I just did head gaskets on my 2000 RS. The Exedy OEM clutch kit comes with thrust bearing, pilot bearing, and alignment tool. The same kit fits all 2.5NA engines. That should solve whatever is wrong with your clutch. If the fork moves freely it is probably OK. If people ride the clutch all the time the bearing is probably shot. However, the worst case could be that the crank thrust bearing or face is worn. That happened to me years ago when, after a rebuild, I didn't set the clutch clearance properly and there was constant pressure on the throwout bearing. S & G on 8 mile have a set of the "little clips" on the shelf for me because I bought mine at Dwyer Subaru along with the rubber boot (not available at S & G) . See my video on putting the engine back in. It only took 6 minutes!! Link 2012 Secretary
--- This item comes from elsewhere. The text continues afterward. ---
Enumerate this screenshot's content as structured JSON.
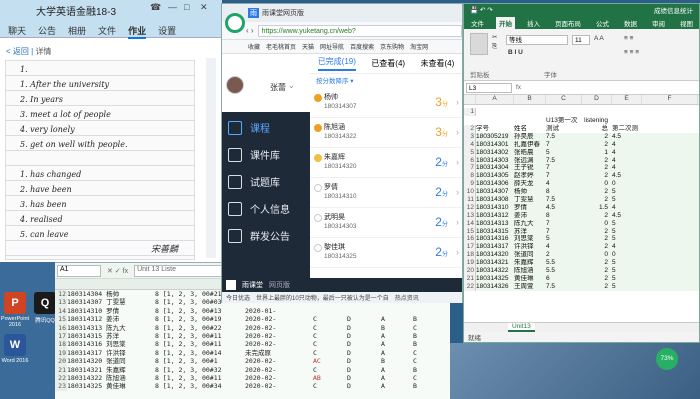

Dang I am tired..... So, there was no avoiding pulling the motor. Nothing else would have worked as well. The source of the problem? Broken Clutch Release Fork! The passenger side of it just plain failed... Amazing for a car with this many miles (even though mostly highway), the clutch disc was still ok. The flywheel looks nearly new; the machine tooling marks are still on the friction surface! Same with the friction face of the pressure plate. There were other problems, though. The pilot bearing = Done. The throwout bearing = Done. The fingers on the pressure plate have excessive wear grooves from the throwout bearing. The snout on the transmission where the bearing slides was slimy enough, but I'm thinking someone sprayed goop in there to mitigate a galling problem. It looks scored and a bit wavy now that I have cleaned it off.
I'll be re-using the flywheel, but the rest of the parts will be replaced, along with a slightly leaking rear main seal. Of course other stuff cropped up as well, so some incidentals will be spent. I probably will not do the head gaskets, but will do a timing belt. Maybe a water pump. Maybe an oil pump too. Having the injectors checked and cleaned. ZZZzzzzzzzzz
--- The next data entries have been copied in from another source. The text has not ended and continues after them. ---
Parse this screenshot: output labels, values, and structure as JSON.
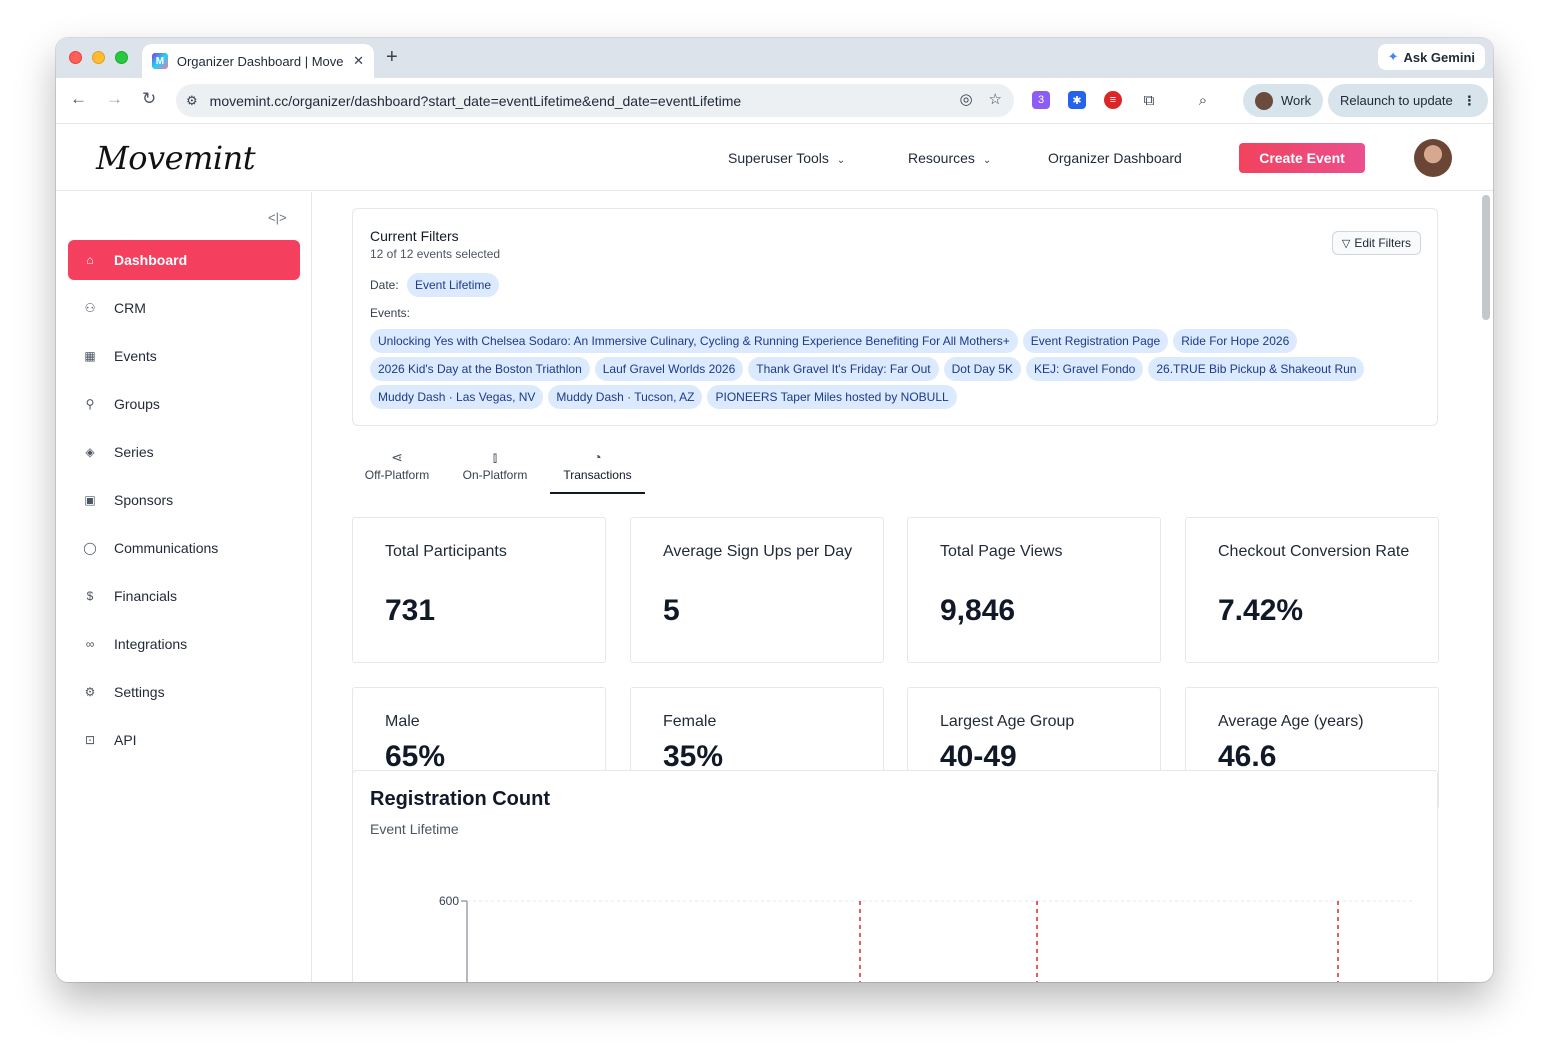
{
  "browser": {
    "tab_title": "Organizer Dashboard | Movem",
    "favicon_text": "M",
    "ask_gemini": "Ask Gemini",
    "url": "movemint.cc/organizer/dashboard?start_date=eventLifetime&end_date=eventLifetime",
    "profile_label": "Work",
    "relaunch_label": "Relaunch to update",
    "extension_badge": "3"
  },
  "header": {
    "logo": "Movemint",
    "nav": [
      "Superuser Tools",
      "Resources",
      "Organizer Dashboard"
    ],
    "create_event": "Create Event"
  },
  "sidebar": {
    "items": [
      {
        "label": "Dashboard",
        "icon": "home-icon",
        "active": true
      },
      {
        "label": "CRM",
        "icon": "users-icon"
      },
      {
        "label": "Events",
        "icon": "calendar-icon"
      },
      {
        "label": "Groups",
        "icon": "user-check-icon"
      },
      {
        "label": "Series",
        "icon": "layers-icon"
      },
      {
        "label": "Sponsors",
        "icon": "briefcase-icon"
      },
      {
        "label": "Communications",
        "icon": "message-circle-icon"
      },
      {
        "label": "Financials",
        "icon": "dollar-icon"
      },
      {
        "label": "Integrations",
        "icon": "link-icon"
      },
      {
        "label": "Settings",
        "icon": "gear-icon"
      },
      {
        "label": "API",
        "icon": "bot-icon"
      }
    ]
  },
  "filters": {
    "title": "Current Filters",
    "subtitle": "12 of 12 events selected",
    "edit_label": "Edit Filters",
    "date_label": "Date:",
    "date_value": "Event Lifetime",
    "events_label": "Events:",
    "events": [
      "Unlocking Yes with Chelsea Sodaro: An Immersive Culinary, Cycling & Running Experience Benefiting For All Mothers+",
      "Event Registration Page",
      "Ride For Hope 2026",
      "2026 Kid's Day at the Boston Triathlon",
      "Lauf Gravel Worlds 2026",
      "Thank Gravel It's Friday: Far Out",
      "Dot Day 5K",
      "KEJ: Gravel Fondo",
      "26.TRUE Bib Pickup & Shakeout Run",
      "Muddy Dash · Las Vegas, NV",
      "Muddy Dash · Tucson, AZ",
      "PIONEERS Taper Miles hosted by NOBULL"
    ]
  },
  "platform_tabs": [
    {
      "label": "Off-Platform",
      "icon": "share-icon"
    },
    {
      "label": "On-Platform",
      "icon": "bar-chart-icon"
    },
    {
      "label": "Transactions",
      "icon": "pie-chart-icon",
      "active": true
    }
  ],
  "stats_row1": [
    {
      "label": "Total Participants",
      "value": "731"
    },
    {
      "label": "Average Sign Ups per Day",
      "value": "5"
    },
    {
      "label": "Total Page Views",
      "value": "9,846"
    },
    {
      "label": "Checkout Conversion Rate",
      "value": "7.42%"
    }
  ],
  "stats_row2": [
    {
      "label": "Male",
      "value": "65%"
    },
    {
      "label": "Female",
      "value": "35%"
    },
    {
      "label": "Largest Age Group",
      "value": "40-49"
    },
    {
      "label": "Average Age (years)",
      "value": "46.6"
    }
  ],
  "registration": {
    "title": "Registration Count",
    "subtitle": "Event Lifetime",
    "y_tick_top": "600"
  },
  "colors": {
    "primary": "#f43f5e",
    "chip_bg": "#dbeafe",
    "chip_text": "#1e3a8a",
    "marker": "#dc2626"
  }
}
Alan, when the time comes to refill the coolant I have a new gallon of Subaru long life coolant that I would like to get out of my garage....I will give it to Nut on Sunday....u will probably see him before you see me. ________________________________________________________________________________________________ Bronco M. Coldsteel Thompson Racing Fabrication PAC Racing Springs
Z Mojo wrote ... Alan, when the time comes to refill the coolant I have a new gallon of Subaru long life coolant that I would like to get out of my garage....I will give it to Nut on Sunday....u will probably see him before you see me.
Thanks so much, K-Rob! I "may" show at the 'Dome for a little while, Nut has a ton of my stuff hostage from the season that I am supposed to pick up there. Lots of parts in piles, hope I can remember how it all goes back together......